## Your objective
Across the data below, how many lines hold "content"? Answer with that number and nothing else.

Records contained in a dataset:
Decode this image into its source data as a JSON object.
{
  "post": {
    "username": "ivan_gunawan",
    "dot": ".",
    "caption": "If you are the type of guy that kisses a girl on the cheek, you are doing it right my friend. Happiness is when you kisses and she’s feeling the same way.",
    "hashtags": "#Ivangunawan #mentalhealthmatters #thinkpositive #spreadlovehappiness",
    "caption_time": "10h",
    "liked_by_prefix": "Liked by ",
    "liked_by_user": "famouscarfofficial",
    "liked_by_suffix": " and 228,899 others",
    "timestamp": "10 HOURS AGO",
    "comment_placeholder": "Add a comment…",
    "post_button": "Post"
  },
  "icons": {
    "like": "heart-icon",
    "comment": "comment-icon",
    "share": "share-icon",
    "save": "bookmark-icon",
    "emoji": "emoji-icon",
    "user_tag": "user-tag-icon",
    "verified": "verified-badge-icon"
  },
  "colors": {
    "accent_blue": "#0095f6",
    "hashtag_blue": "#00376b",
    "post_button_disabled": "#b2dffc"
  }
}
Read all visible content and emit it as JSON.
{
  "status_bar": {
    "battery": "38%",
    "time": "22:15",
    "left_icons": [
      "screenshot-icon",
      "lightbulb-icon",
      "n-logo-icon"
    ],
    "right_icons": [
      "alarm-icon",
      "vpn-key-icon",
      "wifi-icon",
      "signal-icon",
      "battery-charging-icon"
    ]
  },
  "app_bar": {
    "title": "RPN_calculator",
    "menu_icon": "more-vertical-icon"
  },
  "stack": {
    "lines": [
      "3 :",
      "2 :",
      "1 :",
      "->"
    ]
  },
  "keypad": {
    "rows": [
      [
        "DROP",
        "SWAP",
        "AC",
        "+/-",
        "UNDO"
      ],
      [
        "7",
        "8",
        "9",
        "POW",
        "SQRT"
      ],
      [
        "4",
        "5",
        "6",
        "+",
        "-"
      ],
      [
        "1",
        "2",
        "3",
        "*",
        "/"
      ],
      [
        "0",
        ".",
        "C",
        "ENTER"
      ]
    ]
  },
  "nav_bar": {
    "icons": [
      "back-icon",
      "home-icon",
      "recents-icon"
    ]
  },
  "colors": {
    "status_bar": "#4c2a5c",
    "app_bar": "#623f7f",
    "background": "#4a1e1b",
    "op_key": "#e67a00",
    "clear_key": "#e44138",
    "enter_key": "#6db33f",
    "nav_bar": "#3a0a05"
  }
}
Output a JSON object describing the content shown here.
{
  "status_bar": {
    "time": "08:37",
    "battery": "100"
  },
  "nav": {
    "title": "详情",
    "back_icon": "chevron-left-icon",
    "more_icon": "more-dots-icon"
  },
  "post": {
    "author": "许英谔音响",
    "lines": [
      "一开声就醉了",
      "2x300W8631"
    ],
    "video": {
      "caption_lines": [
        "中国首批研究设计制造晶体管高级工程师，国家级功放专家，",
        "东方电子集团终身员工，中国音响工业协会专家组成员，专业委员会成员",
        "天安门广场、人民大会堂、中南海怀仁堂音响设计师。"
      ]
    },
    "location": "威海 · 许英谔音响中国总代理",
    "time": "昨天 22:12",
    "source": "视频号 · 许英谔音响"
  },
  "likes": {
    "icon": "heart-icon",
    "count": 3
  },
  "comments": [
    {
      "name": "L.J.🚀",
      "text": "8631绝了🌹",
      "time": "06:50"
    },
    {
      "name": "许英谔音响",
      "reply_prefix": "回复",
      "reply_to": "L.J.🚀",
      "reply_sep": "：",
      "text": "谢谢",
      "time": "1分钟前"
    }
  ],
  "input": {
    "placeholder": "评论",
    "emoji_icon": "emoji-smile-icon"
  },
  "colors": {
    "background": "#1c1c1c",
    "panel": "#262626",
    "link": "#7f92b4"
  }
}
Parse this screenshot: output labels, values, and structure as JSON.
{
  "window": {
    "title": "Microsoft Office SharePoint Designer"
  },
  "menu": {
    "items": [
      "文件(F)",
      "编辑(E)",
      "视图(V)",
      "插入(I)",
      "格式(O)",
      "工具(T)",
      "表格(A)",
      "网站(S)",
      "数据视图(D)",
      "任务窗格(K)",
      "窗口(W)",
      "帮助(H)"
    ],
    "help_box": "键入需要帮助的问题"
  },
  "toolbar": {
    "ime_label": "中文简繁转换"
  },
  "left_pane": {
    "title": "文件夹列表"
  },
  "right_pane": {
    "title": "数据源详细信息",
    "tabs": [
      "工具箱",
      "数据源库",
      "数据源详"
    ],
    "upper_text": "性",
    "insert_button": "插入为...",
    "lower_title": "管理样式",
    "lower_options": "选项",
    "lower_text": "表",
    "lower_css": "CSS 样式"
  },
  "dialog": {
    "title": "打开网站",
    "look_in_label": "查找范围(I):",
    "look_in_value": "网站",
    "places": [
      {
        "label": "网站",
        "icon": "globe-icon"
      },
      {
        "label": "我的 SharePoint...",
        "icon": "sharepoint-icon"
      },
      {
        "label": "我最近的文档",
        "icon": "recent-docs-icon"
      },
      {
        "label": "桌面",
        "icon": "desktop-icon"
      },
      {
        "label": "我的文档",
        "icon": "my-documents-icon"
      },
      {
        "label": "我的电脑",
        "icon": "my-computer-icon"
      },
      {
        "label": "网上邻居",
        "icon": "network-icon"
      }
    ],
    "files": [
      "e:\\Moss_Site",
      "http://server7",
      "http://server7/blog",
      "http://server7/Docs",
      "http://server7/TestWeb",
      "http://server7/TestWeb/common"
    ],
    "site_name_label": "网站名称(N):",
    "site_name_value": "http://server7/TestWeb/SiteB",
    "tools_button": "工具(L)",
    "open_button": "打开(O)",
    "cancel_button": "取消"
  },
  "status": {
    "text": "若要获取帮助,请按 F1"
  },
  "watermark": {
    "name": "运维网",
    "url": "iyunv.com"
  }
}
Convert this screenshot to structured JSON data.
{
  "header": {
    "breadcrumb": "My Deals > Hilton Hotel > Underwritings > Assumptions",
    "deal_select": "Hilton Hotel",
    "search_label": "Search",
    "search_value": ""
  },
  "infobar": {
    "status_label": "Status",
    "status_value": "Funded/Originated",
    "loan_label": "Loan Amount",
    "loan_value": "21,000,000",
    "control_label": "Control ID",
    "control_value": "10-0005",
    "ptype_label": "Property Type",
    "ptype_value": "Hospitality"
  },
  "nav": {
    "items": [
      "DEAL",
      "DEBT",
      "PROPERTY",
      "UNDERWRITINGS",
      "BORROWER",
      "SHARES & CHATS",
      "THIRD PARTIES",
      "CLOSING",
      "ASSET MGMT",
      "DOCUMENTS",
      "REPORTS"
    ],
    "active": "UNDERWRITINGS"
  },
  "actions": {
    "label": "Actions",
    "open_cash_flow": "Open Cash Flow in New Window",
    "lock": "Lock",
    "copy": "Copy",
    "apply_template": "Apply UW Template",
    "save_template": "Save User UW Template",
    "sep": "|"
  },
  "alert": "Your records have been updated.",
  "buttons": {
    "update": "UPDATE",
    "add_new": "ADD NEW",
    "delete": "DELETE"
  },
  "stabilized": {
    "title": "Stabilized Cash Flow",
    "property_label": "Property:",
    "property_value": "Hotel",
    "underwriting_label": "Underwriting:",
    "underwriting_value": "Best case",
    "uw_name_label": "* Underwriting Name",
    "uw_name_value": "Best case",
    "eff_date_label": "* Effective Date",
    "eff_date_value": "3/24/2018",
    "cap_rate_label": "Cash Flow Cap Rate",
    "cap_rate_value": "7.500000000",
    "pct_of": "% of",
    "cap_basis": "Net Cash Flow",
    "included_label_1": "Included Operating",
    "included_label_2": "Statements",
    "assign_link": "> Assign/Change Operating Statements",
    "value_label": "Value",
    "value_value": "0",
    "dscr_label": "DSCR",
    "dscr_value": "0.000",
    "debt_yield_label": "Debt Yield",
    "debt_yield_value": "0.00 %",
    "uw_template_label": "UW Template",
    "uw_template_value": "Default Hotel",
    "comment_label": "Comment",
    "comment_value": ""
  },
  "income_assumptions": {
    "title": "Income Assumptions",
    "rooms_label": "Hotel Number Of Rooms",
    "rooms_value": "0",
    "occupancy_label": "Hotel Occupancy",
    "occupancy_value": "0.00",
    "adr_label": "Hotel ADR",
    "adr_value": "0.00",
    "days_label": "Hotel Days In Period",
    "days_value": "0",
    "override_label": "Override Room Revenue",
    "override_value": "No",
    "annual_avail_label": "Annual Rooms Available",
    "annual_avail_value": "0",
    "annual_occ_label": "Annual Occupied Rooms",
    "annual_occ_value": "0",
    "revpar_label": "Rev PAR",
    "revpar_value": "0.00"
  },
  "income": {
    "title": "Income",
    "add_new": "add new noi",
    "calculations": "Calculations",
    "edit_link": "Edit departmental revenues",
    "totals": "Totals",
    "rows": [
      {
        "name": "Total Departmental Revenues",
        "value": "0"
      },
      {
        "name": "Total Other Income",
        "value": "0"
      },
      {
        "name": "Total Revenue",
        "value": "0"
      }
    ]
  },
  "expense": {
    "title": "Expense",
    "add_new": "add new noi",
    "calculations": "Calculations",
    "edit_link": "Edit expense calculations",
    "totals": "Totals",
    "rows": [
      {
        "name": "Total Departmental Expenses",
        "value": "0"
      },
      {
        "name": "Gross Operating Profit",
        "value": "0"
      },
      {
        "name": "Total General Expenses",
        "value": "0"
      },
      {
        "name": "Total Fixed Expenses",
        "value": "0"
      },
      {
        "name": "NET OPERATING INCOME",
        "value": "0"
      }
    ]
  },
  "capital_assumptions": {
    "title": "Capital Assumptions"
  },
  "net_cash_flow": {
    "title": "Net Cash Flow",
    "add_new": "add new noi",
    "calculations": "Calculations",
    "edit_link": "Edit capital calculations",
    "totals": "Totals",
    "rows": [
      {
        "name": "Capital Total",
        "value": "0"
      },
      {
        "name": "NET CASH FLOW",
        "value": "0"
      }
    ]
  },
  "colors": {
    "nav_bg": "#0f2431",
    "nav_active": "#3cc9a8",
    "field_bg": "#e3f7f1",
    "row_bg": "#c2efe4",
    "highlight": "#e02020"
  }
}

## Finished exercise
2